Several weeks ago, a close friendship crumbled in my life. It devastated me, and it’s taken quite a bit of time for me to reach any level of normalcy since then. In the time following the collapse, I detailed the situation to several of my friends, and one of them asked me something that really got me thinking.

“Are you an only child?”, he asked me. Why would that matter, I wondered.

“Yes,” I responded, hesitantly.

“I thought so.” As my friend explained to me, he had a theory that siblings and friends are linked. If you grew up with siblings, you may have grown up with strong, family ties, such that you consider friends less permanent and the bonds less binding. If you grew up an only child, you may consider your friends to be your family, and fight harder for those friendships, because you didn’t have siblings to bond with.

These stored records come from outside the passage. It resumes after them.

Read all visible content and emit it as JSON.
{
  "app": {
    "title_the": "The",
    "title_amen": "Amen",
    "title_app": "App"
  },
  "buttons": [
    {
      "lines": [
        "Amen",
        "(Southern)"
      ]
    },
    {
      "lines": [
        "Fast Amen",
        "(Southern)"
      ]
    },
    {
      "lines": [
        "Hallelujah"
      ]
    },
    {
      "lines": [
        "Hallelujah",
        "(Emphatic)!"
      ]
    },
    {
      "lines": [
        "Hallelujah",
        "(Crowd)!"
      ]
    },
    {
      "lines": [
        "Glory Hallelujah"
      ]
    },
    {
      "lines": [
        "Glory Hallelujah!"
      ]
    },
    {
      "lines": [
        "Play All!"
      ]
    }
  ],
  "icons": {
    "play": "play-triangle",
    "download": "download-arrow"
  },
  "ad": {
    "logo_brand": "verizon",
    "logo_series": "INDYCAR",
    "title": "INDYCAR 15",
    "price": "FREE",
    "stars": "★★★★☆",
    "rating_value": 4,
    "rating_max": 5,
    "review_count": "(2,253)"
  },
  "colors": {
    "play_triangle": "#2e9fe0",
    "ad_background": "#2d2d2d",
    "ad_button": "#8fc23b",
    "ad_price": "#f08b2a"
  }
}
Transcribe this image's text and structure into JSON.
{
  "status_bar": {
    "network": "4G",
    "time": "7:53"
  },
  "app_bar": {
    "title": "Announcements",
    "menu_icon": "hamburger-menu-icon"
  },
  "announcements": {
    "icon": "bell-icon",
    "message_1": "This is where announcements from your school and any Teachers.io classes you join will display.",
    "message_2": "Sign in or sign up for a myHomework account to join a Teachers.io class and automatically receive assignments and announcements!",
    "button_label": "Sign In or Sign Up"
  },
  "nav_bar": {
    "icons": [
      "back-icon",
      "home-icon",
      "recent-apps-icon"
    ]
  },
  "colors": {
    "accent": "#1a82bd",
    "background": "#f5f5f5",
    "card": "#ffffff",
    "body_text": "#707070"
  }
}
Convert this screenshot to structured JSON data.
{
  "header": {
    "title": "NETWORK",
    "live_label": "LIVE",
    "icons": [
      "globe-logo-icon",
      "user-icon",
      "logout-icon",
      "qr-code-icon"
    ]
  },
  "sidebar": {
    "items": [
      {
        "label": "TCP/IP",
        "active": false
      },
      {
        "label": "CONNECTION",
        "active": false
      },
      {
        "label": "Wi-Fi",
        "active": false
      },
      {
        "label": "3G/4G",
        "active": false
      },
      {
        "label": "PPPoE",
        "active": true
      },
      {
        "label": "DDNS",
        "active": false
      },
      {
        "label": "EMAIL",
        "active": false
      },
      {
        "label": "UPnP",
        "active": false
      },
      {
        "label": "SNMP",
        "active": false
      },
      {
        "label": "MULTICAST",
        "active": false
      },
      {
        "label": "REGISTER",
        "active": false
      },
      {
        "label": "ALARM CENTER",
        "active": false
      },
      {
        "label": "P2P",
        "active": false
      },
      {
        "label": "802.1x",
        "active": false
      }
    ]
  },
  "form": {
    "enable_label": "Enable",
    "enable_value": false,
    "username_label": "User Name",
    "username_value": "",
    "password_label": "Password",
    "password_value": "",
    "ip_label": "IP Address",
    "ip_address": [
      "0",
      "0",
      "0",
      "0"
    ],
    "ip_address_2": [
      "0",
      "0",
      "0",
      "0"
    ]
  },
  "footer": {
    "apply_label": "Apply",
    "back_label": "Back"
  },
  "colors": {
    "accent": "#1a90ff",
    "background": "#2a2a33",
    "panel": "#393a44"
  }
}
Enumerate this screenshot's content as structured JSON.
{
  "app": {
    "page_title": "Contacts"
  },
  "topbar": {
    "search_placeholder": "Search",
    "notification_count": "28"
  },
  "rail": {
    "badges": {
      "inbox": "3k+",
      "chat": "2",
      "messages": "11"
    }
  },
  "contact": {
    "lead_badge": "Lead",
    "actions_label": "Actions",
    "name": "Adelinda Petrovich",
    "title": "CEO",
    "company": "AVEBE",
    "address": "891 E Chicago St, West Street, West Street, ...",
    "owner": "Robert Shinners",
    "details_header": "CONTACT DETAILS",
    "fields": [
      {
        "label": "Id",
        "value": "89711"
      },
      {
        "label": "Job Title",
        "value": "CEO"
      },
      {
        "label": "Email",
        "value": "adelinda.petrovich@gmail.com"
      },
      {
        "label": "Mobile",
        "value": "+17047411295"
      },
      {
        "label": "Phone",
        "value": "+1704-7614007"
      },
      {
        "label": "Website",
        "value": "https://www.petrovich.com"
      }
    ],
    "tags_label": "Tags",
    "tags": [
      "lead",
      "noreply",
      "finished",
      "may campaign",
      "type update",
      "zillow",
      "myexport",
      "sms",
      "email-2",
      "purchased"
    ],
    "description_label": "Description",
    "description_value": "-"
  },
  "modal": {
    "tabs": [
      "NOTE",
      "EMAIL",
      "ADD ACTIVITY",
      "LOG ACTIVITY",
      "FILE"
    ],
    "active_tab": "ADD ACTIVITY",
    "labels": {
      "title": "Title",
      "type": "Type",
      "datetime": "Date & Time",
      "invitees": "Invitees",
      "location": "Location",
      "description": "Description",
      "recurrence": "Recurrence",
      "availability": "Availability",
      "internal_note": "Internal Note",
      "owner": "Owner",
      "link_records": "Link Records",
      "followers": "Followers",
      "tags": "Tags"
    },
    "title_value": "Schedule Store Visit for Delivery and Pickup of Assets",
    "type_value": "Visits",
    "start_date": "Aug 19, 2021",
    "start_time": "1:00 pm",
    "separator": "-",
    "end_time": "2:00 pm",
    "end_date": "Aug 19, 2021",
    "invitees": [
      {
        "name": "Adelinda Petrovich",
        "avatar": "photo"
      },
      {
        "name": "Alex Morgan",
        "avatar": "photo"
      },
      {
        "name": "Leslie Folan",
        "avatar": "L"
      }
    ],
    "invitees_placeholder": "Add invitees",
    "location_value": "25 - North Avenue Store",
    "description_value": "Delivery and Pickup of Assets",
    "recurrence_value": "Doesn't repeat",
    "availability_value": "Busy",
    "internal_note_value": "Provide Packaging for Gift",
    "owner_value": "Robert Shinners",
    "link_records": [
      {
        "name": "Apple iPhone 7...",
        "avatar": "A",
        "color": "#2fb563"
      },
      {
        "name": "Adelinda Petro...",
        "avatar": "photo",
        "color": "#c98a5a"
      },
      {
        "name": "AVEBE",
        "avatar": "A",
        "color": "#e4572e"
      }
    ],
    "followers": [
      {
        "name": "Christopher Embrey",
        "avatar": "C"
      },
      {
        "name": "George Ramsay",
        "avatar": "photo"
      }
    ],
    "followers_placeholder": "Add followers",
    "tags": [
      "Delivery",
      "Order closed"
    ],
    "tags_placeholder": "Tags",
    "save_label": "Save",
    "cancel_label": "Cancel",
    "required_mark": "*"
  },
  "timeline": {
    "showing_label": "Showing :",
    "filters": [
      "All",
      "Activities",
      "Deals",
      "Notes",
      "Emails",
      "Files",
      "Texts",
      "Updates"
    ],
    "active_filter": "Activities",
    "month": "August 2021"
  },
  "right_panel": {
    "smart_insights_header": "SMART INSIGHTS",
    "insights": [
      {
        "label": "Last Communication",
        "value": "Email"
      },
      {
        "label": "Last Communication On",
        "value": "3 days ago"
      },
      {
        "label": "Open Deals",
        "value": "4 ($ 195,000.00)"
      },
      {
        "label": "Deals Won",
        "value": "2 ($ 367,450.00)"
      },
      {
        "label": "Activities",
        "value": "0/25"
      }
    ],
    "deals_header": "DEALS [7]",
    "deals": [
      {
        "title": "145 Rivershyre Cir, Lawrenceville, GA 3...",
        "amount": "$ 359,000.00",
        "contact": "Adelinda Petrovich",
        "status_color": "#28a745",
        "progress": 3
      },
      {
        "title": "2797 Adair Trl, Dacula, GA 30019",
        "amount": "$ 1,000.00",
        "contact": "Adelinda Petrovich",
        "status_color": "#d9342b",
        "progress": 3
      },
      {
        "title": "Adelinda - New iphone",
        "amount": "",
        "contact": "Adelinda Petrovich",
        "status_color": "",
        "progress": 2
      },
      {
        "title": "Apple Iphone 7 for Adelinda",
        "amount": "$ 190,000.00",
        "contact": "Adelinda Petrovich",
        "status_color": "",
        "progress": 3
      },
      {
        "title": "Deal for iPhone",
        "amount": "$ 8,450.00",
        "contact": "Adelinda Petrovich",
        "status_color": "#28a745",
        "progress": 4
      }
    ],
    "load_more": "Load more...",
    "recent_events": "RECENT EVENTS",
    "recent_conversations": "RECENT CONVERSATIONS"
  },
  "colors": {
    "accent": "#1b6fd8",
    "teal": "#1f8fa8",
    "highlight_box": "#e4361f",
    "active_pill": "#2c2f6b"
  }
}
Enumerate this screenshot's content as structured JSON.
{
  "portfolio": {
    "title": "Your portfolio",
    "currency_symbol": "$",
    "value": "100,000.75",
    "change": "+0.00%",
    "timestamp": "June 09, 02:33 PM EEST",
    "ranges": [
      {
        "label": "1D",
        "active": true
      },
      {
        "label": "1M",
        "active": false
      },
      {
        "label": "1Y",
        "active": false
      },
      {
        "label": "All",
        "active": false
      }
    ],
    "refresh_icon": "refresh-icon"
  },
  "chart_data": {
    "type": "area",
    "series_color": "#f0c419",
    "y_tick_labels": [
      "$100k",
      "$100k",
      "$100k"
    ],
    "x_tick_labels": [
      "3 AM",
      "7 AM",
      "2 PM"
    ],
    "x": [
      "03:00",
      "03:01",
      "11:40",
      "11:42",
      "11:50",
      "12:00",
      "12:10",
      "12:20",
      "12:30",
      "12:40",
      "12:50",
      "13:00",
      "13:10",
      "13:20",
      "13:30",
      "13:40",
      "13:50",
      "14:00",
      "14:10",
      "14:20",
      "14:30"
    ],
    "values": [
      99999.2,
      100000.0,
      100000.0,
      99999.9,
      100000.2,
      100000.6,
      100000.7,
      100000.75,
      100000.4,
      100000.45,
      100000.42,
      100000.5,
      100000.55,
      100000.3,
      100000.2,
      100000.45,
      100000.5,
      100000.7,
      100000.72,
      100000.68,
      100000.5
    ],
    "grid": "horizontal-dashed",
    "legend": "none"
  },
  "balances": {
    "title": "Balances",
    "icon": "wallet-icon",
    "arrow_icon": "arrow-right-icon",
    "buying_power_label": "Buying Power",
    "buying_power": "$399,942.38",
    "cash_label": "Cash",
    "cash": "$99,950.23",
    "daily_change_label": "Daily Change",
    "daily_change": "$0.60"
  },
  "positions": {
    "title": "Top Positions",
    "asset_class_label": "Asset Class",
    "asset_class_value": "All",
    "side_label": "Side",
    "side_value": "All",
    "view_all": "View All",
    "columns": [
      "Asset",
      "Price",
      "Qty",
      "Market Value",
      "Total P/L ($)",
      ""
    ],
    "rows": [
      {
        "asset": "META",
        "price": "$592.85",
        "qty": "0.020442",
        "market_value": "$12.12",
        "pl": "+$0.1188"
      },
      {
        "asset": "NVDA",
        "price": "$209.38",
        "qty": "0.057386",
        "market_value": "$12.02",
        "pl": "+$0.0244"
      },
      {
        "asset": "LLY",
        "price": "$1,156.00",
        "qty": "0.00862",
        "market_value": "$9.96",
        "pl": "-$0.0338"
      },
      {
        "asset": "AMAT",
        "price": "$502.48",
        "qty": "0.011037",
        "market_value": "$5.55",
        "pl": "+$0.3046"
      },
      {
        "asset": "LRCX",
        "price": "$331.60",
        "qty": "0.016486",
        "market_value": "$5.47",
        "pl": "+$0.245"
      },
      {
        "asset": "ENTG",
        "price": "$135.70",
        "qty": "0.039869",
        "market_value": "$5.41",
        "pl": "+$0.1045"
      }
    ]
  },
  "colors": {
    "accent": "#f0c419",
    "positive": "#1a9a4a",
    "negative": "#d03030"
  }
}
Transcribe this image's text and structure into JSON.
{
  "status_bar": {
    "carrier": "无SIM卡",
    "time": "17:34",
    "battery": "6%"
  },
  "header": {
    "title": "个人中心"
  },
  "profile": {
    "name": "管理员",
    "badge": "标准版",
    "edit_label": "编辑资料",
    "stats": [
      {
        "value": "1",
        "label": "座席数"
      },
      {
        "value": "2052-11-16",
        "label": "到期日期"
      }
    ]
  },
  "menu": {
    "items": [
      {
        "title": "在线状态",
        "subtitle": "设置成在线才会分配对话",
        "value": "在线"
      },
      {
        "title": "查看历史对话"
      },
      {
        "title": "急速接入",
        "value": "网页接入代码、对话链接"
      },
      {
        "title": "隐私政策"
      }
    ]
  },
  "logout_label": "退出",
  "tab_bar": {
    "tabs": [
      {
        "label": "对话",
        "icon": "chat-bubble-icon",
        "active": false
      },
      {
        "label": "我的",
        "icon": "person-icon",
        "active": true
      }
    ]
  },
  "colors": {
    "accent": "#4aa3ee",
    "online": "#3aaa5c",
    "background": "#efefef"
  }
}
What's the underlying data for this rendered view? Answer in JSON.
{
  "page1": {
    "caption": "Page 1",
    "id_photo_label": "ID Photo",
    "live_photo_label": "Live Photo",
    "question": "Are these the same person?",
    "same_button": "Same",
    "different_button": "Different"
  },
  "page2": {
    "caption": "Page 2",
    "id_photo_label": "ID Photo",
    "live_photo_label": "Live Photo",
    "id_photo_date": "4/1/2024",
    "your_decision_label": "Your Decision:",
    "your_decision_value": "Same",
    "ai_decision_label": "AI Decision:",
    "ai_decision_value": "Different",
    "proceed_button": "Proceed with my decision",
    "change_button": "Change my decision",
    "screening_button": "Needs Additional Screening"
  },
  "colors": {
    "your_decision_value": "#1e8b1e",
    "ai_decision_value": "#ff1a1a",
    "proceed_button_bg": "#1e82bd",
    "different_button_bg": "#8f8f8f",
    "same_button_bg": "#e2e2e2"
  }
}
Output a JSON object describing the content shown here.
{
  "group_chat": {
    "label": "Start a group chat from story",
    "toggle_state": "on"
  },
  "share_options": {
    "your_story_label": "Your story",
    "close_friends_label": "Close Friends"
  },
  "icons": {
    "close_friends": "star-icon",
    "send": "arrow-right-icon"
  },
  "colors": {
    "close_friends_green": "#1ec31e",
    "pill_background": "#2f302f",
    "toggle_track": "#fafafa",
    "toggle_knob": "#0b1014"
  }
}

This theory really resonated with me, despite being overly-simplistic. It’s a connection I had never considered before, and it rings true, at least for me. I grew up an only child. I didn’t have any siblings until I was almost a teenager, and even then, there were none that I saw on a regular basis. The closest other relatives I had were my two cousins, that I saw on school breaks every few months. I’ve always fought for my friendships above all else, often to the bitter end and my own detriment, because I do consider my close friends to be my family. I’ve been willing to go above and beyond, and it simply hadn’t occurred to me that I’ve considered them my surrogate brothers and sisters all these years. I can’t be certain that I would value or fight for my friendships less if I’d had siblings growing up, but I also can’t deny that I value my friends higher than almost anything else.

None of this is to say that all siblings are close, or that strong families lead to weaker friendships, because those are clearly not true. I think the point my friend was driving at is simply the nature of familial bonds. For some, those bonds are formed in the household, while for others, they must be built in alternate ways, and those bonds can shape peoples’ perspectives on their relationships.

What do you guys think? Does being an only child make you more likely to value friendships highly?  I’d love to hear your thoughts 🙂